The council is made up of six members, each
representing a particular agricultural group. Ernest Lynn,
of Liberty and Terry Mullins of Yosemite represent the county
extension council. Murphy and Weddle, both of Liberty, are
representatives of the county Farm Service Agency committee.
Brent Ware of Waynesburg and Roger Weddle of Liberty represent
the soil conservation district.
Once this six-person council was formed, these
members chose two young farmers, under the age of 40, to represent
a new generation of `agriculture. Cheston Wilson and Greg
Goode, both of Liberty, were chosen to sit on the board.
Here’s a look at each grant recipient
in Casey County and the funds each has received through February
2005, other than for diversification:
Goats: The Central Kentucky
Meat Goat Producers Association has received five grants totaling
$183,149. The program is administered by Ed Lanham and Joyce
Cardenas of Lebanon, in adjoining Marion County, who could
not be reached for comment despite repeated attempts.
All told, the association has received $564,306,
in funds that were allocated to Casey, Nelson, Washington,
Marion, Taylor, Green and Adair counties. Casey County funds
account for almost a third of the total and are the largest
Forage: The Casey County Soil
Conservation District has received $415,500 for the forage
and utilization program. Pat Williams of the local office
of the Natural Resource Conservation Service (NRCS), which
serves as the district’s staff, is the program administrator.
The forage and utilization program is to improve fertilization
and seeding of pastures and feedlots.
The forage program funding has a limit of $5,000
per person per grant and requires a lengthy application process
as well as a soil sample. The program currently has a long
waiting list for funding, said Valerie Floyd, secretary for
the Casey County office of the NRCS.
Cattle: The Casey County Cattlemen’s
Association has received $233,000 for improvement of cattle
genetics, and has awarded $189,406 to producers.

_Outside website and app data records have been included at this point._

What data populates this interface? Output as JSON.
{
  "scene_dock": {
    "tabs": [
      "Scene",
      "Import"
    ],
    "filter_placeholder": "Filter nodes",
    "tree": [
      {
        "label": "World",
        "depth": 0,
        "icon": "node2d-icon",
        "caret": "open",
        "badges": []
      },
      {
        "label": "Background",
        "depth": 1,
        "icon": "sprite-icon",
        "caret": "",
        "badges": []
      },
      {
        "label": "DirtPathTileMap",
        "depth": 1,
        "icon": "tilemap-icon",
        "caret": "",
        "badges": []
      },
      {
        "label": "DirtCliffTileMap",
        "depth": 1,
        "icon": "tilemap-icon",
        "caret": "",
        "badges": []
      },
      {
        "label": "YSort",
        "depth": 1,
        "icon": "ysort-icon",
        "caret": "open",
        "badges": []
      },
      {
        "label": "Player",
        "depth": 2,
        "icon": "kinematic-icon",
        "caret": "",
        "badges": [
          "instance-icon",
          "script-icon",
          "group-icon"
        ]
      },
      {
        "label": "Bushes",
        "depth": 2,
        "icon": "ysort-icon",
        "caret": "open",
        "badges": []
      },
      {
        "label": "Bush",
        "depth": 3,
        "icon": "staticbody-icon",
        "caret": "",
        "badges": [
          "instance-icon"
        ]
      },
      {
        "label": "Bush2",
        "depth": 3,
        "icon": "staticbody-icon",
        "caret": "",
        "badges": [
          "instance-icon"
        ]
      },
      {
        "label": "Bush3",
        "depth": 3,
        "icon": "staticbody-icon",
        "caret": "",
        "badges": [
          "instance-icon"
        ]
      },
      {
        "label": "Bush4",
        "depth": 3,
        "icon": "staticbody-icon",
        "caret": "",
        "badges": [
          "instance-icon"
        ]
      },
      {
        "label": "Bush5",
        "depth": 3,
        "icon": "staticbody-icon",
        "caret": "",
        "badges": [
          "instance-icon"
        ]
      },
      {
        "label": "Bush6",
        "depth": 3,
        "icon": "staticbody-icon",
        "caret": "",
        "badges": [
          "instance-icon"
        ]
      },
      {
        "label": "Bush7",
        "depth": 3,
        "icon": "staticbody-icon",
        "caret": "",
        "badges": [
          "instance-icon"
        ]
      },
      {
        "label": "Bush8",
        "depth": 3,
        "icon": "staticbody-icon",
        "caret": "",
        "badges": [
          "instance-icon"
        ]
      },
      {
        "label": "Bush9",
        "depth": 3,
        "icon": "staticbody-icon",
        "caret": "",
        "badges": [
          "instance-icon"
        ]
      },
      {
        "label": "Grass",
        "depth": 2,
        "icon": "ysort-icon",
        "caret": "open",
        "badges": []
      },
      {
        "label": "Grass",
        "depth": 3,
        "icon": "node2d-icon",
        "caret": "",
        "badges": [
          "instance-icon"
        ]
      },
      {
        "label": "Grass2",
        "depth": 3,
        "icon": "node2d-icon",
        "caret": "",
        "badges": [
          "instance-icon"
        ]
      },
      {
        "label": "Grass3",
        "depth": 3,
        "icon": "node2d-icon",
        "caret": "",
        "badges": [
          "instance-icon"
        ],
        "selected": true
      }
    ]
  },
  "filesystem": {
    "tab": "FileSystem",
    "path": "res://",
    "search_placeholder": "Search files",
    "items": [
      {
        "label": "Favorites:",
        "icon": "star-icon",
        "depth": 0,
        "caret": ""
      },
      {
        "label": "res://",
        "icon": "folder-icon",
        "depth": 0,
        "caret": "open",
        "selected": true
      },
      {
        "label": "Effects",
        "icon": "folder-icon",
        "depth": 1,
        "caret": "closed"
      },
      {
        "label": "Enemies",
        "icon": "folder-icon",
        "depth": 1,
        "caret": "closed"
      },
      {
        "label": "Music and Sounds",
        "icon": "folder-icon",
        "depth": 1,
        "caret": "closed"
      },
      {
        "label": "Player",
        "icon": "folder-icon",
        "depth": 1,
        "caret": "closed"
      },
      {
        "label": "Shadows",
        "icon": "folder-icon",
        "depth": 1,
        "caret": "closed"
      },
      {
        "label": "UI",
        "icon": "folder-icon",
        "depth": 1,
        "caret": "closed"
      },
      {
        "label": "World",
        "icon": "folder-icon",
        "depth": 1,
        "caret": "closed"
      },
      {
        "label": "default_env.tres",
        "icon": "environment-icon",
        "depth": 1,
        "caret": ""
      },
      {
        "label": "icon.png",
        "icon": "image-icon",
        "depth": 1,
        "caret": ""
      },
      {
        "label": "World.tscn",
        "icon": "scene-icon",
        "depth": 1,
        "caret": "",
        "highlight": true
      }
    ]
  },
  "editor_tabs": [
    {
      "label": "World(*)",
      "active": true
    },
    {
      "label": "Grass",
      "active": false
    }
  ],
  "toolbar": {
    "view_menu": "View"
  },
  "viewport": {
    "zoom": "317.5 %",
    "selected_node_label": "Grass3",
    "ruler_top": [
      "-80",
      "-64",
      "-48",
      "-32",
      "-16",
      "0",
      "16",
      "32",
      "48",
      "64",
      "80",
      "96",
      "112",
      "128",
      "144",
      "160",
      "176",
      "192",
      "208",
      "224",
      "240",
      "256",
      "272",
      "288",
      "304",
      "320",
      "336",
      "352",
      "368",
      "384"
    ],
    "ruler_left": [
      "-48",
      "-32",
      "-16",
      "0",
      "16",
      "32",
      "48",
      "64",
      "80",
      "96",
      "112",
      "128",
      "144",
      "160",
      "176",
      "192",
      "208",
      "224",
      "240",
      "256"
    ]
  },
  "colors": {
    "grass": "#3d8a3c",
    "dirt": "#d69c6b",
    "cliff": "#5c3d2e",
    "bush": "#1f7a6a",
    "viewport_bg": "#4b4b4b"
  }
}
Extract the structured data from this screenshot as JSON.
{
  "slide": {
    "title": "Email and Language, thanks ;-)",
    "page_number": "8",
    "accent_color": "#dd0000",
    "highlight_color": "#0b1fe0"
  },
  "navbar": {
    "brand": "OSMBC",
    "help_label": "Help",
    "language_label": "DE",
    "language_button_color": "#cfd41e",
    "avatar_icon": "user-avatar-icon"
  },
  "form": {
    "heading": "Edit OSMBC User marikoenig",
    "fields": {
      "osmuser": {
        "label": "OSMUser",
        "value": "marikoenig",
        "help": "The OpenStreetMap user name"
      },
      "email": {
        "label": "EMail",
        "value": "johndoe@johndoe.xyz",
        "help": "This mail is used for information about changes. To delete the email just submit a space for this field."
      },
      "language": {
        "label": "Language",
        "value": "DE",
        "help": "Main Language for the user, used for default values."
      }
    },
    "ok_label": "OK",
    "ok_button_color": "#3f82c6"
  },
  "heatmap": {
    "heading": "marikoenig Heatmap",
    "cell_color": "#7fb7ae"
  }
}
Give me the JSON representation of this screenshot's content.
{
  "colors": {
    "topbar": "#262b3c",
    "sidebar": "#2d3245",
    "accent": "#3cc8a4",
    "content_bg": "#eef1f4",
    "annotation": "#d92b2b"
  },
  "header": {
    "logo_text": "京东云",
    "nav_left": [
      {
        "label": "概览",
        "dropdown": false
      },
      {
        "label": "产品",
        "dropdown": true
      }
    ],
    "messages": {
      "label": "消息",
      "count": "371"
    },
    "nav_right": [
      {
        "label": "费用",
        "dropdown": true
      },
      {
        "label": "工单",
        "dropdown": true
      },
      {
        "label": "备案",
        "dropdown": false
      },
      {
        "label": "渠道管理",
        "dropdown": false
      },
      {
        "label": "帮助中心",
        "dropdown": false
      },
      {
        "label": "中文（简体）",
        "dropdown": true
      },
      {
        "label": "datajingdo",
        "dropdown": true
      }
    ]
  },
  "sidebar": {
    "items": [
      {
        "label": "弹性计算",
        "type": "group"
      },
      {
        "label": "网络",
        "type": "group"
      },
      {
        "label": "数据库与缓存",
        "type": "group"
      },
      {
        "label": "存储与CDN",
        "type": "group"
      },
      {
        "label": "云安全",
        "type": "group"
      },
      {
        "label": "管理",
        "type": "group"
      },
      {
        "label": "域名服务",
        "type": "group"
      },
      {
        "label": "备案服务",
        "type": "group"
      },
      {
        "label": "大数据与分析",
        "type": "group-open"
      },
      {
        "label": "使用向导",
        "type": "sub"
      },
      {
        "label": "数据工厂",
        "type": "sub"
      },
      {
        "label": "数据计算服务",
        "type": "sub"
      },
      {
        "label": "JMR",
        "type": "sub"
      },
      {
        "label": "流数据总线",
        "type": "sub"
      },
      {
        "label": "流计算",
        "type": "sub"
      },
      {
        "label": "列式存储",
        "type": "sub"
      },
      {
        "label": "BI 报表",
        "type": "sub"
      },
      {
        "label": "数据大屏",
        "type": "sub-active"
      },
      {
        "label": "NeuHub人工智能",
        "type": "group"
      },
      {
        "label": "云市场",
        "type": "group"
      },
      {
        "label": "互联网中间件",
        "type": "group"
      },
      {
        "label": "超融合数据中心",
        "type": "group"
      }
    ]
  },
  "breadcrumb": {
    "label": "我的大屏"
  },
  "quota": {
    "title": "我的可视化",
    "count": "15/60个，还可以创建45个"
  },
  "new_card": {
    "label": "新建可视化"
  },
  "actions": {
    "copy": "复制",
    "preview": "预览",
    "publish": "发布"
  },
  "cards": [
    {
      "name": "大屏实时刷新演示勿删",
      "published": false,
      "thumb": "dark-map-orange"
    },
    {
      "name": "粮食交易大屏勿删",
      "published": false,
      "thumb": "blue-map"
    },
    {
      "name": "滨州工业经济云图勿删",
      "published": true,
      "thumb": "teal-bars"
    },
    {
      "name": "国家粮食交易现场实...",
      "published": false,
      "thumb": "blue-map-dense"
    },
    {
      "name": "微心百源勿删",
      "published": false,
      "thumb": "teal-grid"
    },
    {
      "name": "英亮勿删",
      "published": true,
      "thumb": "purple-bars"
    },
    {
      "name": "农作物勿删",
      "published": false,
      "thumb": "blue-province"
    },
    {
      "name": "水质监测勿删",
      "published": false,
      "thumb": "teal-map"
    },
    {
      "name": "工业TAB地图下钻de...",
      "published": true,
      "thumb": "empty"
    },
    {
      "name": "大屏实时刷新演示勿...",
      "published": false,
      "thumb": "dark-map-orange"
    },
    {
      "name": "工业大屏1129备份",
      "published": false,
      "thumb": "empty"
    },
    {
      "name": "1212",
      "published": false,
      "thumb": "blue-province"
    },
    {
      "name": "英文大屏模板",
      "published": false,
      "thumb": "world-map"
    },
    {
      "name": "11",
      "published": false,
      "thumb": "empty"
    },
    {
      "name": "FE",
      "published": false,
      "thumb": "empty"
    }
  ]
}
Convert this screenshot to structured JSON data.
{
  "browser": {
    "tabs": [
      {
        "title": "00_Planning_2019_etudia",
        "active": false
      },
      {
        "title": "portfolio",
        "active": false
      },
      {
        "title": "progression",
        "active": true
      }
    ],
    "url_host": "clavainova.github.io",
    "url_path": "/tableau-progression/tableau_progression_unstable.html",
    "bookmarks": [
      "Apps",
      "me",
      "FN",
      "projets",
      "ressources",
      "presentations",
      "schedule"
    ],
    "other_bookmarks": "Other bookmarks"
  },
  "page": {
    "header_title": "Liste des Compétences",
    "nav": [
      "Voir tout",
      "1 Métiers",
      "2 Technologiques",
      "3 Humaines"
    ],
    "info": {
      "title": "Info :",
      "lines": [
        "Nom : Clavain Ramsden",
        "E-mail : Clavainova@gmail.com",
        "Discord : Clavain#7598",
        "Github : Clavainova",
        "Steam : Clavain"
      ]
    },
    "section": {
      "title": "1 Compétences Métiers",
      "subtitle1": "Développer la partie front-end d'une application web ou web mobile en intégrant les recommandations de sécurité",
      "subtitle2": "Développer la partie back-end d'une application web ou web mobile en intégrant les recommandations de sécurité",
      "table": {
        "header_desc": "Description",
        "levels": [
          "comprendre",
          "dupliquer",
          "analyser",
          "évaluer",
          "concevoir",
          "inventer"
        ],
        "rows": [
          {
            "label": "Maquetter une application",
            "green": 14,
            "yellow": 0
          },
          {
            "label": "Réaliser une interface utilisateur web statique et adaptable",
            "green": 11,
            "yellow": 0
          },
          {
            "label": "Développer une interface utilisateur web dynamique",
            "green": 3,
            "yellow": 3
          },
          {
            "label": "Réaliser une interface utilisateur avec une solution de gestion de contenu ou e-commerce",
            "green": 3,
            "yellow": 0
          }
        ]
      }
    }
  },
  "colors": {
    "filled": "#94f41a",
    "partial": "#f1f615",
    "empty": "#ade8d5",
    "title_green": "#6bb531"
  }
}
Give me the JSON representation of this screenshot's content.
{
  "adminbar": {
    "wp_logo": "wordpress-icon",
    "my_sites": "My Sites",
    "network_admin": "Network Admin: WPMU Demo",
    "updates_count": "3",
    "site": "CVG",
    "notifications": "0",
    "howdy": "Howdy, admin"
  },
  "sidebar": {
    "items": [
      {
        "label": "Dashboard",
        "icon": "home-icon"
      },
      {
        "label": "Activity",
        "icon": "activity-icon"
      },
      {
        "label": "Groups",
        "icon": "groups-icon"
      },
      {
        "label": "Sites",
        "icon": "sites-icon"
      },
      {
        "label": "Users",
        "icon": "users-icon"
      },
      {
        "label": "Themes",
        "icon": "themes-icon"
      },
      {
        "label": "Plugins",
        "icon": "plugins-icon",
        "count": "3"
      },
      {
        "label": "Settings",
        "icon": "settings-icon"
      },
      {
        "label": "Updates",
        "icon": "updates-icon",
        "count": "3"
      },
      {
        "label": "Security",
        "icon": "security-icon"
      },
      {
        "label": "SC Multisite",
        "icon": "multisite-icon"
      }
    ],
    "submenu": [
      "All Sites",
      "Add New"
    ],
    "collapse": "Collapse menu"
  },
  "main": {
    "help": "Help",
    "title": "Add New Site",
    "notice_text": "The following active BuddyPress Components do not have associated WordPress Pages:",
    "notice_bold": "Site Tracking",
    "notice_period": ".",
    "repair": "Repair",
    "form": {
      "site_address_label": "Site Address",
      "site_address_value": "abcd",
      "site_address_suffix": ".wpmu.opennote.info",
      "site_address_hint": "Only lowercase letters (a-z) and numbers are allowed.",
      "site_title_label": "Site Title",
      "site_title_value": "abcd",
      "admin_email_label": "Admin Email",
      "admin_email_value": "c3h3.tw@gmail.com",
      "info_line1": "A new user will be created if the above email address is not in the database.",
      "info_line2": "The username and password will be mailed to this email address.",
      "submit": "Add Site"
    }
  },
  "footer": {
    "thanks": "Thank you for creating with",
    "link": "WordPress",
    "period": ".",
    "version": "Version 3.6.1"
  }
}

It has received
$577,249 for cattle-handling facilities and has awarded $441,334.
For a Casey County News report on the same
issue, click here.